● **Work instruction**
Out of the entries that follow, copy each line containing "name".
*** Opening Record set ***
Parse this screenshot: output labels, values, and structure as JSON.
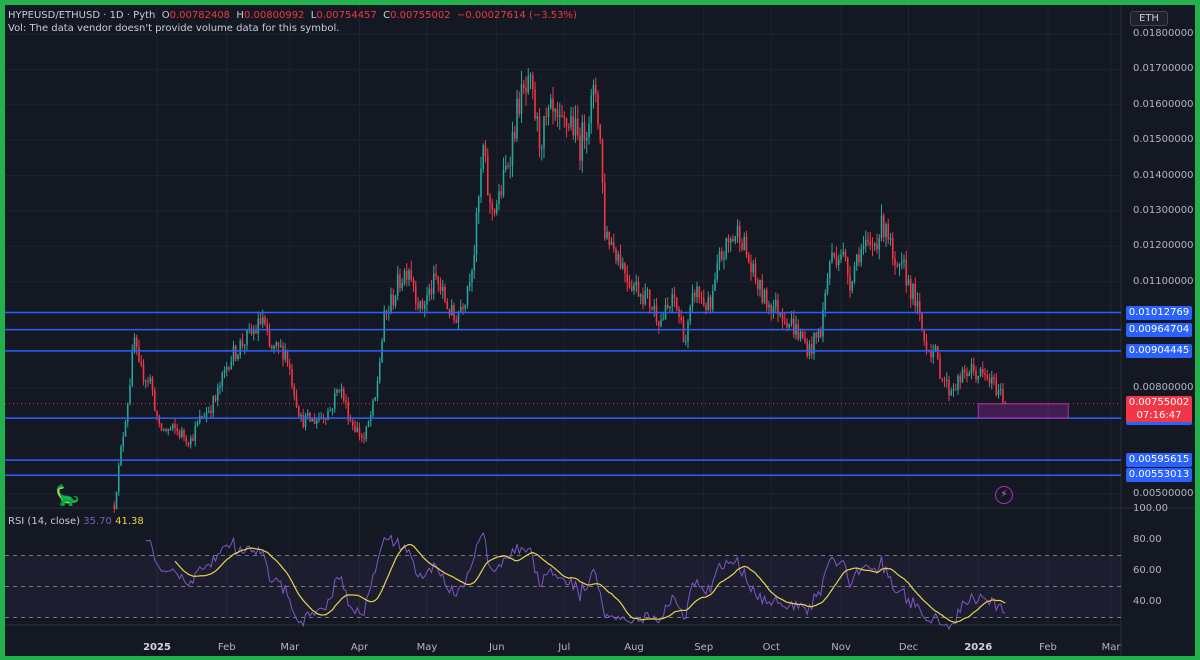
{
  "header": {
    "symbol": "HYPEUSD/ETHUSD · 1D · Pyth",
    "o_label": "O",
    "o": "0.00782408",
    "h_label": "H",
    "h": "0.00800992",
    "l_label": "L",
    "l": "0.00754457",
    "c_label": "C",
    "c": "0.00755002",
    "change": "−0.00027614 (−3.53%)",
    "vol_note": "Vol: The data vendor doesn't provide volume data for this symbol."
  },
  "currency_badge": "ETH",
  "colors": {
    "up": "#26a69a",
    "down": "#f23645",
    "level": "#2962ff",
    "rsi": "#7e57c2",
    "rsi_ma": "#e8d44d",
    "zone": "#b02bb5"
  },
  "chart_data": {
    "type": "candlestick",
    "title": "HYPEUSD/ETHUSD 1D",
    "start_date": "2024-12-01",
    "price_axis": {
      "ylim": [
        0.0048,
        0.0183
      ],
      "ticks": [
        "0.01800000",
        "0.01700000",
        "0.01600000",
        "0.01500000",
        "0.01400000",
        "0.01300000",
        "0.01200000",
        "0.01100000",
        "0.00800000",
        "0.00500000"
      ],
      "tick_values": [
        0.018,
        0.017,
        0.016,
        0.015,
        0.014,
        0.013,
        0.012,
        0.011,
        0.008,
        0.005
      ]
    },
    "time_axis": [
      {
        "label": "2025",
        "day": 31,
        "bold": true
      },
      {
        "label": "Feb",
        "day": 62
      },
      {
        "label": "Mar",
        "day": 90
      },
      {
        "label": "Apr",
        "day": 121
      },
      {
        "label": "May",
        "day": 151
      },
      {
        "label": "Jun",
        "day": 182
      },
      {
        "label": "Jul",
        "day": 212
      },
      {
        "label": "Aug",
        "day": 243
      },
      {
        "label": "Sep",
        "day": 274
      },
      {
        "label": "Oct",
        "day": 304
      },
      {
        "label": "Nov",
        "day": 335
      },
      {
        "label": "Dec",
        "day": 365
      },
      {
        "label": "2026",
        "day": 396,
        "bold": true
      },
      {
        "label": "Feb",
        "day": 427
      },
      {
        "label": "Mar",
        "day": 455
      }
    ],
    "close_anchors_day_price": [
      [
        12,
        0.00469
      ],
      [
        15,
        0.00624
      ],
      [
        18,
        0.00766
      ],
      [
        21,
        0.00935
      ],
      [
        23,
        0.0085
      ],
      [
        28,
        0.00822
      ],
      [
        32,
        0.00681
      ],
      [
        39,
        0.00681
      ],
      [
        46,
        0.00653
      ],
      [
        50,
        0.00709
      ],
      [
        57,
        0.00766
      ],
      [
        63,
        0.00879
      ],
      [
        68,
        0.00921
      ],
      [
        75,
        0.00964
      ],
      [
        78,
        0.00997
      ],
      [
        81,
        0.00907
      ],
      [
        88,
        0.00907
      ],
      [
        95,
        0.00709
      ],
      [
        101,
        0.00709
      ],
      [
        108,
        0.00737
      ],
      [
        112,
        0.00808
      ],
      [
        117,
        0.00709
      ],
      [
        123,
        0.00653
      ],
      [
        128,
        0.00766
      ],
      [
        132,
        0.00992
      ],
      [
        139,
        0.01105
      ],
      [
        143,
        0.01147
      ],
      [
        148,
        0.0102
      ],
      [
        155,
        0.01105
      ],
      [
        159,
        0.01048
      ],
      [
        163,
        0.00992
      ],
      [
        168,
        0.01062
      ],
      [
        172,
        0.0119
      ],
      [
        176,
        0.01472
      ],
      [
        179,
        0.01303
      ],
      [
        183,
        0.01331
      ],
      [
        188,
        0.01472
      ],
      [
        192,
        0.01613
      ],
      [
        197,
        0.01642
      ],
      [
        201,
        0.015
      ],
      [
        206,
        0.01571
      ],
      [
        210,
        0.01529
      ],
      [
        215,
        0.01557
      ],
      [
        219,
        0.01486
      ],
      [
        226,
        0.01642
      ],
      [
        228,
        0.015
      ],
      [
        230,
        0.01246
      ],
      [
        235,
        0.0119
      ],
      [
        241,
        0.01105
      ],
      [
        248,
        0.01062
      ],
      [
        255,
        0.00992
      ],
      [
        261,
        0.01048
      ],
      [
        266,
        0.00935
      ],
      [
        270,
        0.01077
      ],
      [
        277,
        0.0102
      ],
      [
        281,
        0.01161
      ],
      [
        286,
        0.01218
      ],
      [
        290,
        0.01246
      ],
      [
        295,
        0.01133
      ],
      [
        301,
        0.01048
      ],
      [
        308,
        0.0102
      ],
      [
        315,
        0.00964
      ],
      [
        321,
        0.00907
      ],
      [
        326,
        0.00964
      ],
      [
        330,
        0.01161
      ],
      [
        335,
        0.0119
      ],
      [
        339,
        0.01105
      ],
      [
        343,
        0.0119
      ],
      [
        348,
        0.0119
      ],
      [
        355,
        0.01274
      ],
      [
        359,
        0.01118
      ],
      [
        363,
        0.01133
      ],
      [
        368,
        0.01048
      ],
      [
        372,
        0.00935
      ],
      [
        377,
        0.00893
      ],
      [
        379,
        0.0085
      ],
      [
        383,
        0.00794
      ],
      [
        388,
        0.00822
      ],
      [
        392,
        0.0085
      ],
      [
        397,
        0.00836
      ],
      [
        401,
        0.0082
      ],
      [
        406,
        0.00787
      ],
      [
        408,
        0.00755
      ]
    ],
    "levels": [
      "0.01012769",
      "0.00964704",
      "0.00904445",
      "0.00714548",
      "0.00595615",
      "0.00553013"
    ],
    "current_price": "0.00755002",
    "countdown": "07:16:47",
    "zone": {
      "from_day": 396,
      "to_day": 436,
      "top": 0.00755,
      "bottom": 0.00714548
    },
    "rsi": {
      "label": "RSI (14, close)",
      "value": "35.70",
      "ma_value": "41.38",
      "ticks": [
        "100.00",
        "80.00",
        "60.00",
        "40.00"
      ],
      "tick_values": [
        100,
        80,
        60,
        40
      ],
      "bands": [
        70,
        50,
        30
      ]
    }
  }
}
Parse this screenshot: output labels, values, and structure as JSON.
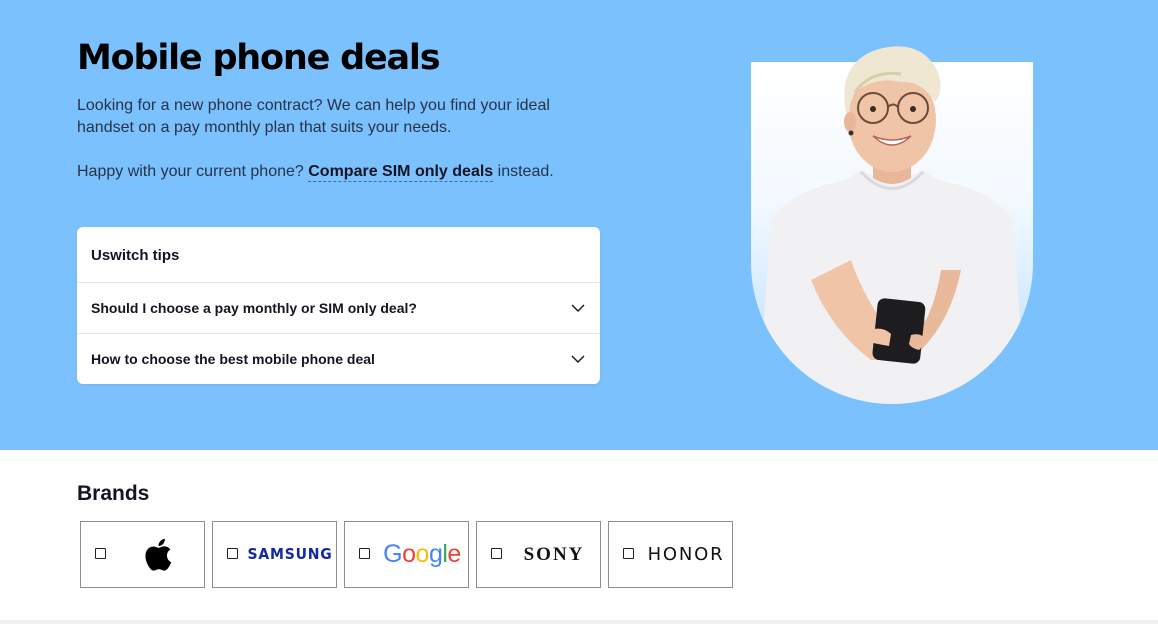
{
  "hero": {
    "title": "Mobile phone deals",
    "intro": "Looking for a new phone contract? We can help you find your ideal handset on a pay monthly plan that suits your needs.",
    "sim_prefix": "Happy with your current phone?",
    "sim_link": "Compare SIM only deals",
    "sim_suffix": "instead.",
    "background_color": "#7bc1fe"
  },
  "tips": {
    "heading": "Uswitch tips",
    "items": [
      {
        "label": "Should I choose a pay monthly or SIM only deal?",
        "icon": "chevron-down-icon"
      },
      {
        "label": "How to choose the best mobile phone deal",
        "icon": "chevron-down-icon"
      }
    ]
  },
  "hero_image": {
    "alt": "Woman smiling holding a phone"
  },
  "brands": {
    "heading": "Brands",
    "items": [
      {
        "name": "Apple",
        "logo": "apple-logo",
        "checked": false
      },
      {
        "name": "SAMSUNG",
        "logo": "samsung-logo",
        "checked": false
      },
      {
        "name": "Google",
        "logo": "google-logo",
        "checked": false
      },
      {
        "name": "SONY",
        "logo": "sony-logo",
        "checked": false
      },
      {
        "name": "HONOR",
        "logo": "honor-logo",
        "checked": false
      }
    ]
  }
}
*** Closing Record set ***
● **Solution to this exercise**
        "name": "Apple",
        "name": "SAMSUNG",
        "name": "Google",
        "name": "SONY",
        "name": "HONOR",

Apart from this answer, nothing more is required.